* Directions for this task
Scan the material for the word "请打开终端窗口" and copy each line where it occurs.

* Provided records
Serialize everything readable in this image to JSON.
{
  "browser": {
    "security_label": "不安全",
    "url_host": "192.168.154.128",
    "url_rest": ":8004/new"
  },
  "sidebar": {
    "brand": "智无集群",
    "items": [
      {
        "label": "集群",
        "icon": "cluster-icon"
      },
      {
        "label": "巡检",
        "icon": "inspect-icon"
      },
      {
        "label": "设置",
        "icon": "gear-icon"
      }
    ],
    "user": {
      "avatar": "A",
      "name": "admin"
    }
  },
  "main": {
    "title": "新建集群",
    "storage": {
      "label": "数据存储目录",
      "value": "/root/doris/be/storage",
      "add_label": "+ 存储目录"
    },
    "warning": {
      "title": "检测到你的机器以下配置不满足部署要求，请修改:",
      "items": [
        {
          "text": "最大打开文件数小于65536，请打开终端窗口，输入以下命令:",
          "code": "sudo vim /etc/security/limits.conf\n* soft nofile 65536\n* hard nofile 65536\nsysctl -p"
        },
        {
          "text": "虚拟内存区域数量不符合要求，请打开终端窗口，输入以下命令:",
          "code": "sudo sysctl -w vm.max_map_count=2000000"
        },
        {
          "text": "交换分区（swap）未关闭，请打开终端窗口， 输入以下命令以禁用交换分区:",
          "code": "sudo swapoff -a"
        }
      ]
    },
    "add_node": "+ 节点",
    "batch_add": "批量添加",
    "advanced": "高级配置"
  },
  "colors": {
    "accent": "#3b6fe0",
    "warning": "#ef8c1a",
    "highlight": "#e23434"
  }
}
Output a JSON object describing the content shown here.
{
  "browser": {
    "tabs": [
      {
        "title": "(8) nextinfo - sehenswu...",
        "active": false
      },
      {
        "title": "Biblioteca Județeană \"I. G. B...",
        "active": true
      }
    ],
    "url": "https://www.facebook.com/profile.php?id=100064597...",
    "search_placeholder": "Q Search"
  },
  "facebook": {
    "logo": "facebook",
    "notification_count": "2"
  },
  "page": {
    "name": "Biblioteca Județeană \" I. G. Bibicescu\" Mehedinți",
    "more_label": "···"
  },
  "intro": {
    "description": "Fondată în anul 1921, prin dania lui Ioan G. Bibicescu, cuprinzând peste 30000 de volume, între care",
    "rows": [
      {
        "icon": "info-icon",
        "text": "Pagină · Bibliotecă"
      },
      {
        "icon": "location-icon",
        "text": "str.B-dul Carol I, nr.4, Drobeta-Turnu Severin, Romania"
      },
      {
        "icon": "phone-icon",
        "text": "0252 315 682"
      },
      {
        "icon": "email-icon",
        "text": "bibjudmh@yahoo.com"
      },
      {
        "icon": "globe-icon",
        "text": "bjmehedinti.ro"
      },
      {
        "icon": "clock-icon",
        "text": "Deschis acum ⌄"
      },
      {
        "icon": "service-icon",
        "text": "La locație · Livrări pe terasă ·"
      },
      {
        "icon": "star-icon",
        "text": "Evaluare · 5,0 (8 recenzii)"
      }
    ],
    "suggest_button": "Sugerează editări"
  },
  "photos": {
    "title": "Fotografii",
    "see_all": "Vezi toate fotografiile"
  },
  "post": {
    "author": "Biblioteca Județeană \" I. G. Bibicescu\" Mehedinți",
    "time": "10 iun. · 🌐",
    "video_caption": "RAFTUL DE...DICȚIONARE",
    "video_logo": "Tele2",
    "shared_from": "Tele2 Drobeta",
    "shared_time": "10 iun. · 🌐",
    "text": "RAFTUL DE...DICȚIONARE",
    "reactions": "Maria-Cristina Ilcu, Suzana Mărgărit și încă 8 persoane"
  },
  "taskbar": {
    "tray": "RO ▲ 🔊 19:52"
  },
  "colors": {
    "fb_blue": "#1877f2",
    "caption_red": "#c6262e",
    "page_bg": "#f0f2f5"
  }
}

* Answer section
          "text": "最大打开文件数小于65536，请打开终端窗口，输入以下命令:",
          "text": "虚拟内存区域数量不符合要求，请打开终端窗口，输入以下命令:",
          "text": "交换分区（swap）未关闭，请打开终端窗口， 输入以下命令以禁用交换分区:",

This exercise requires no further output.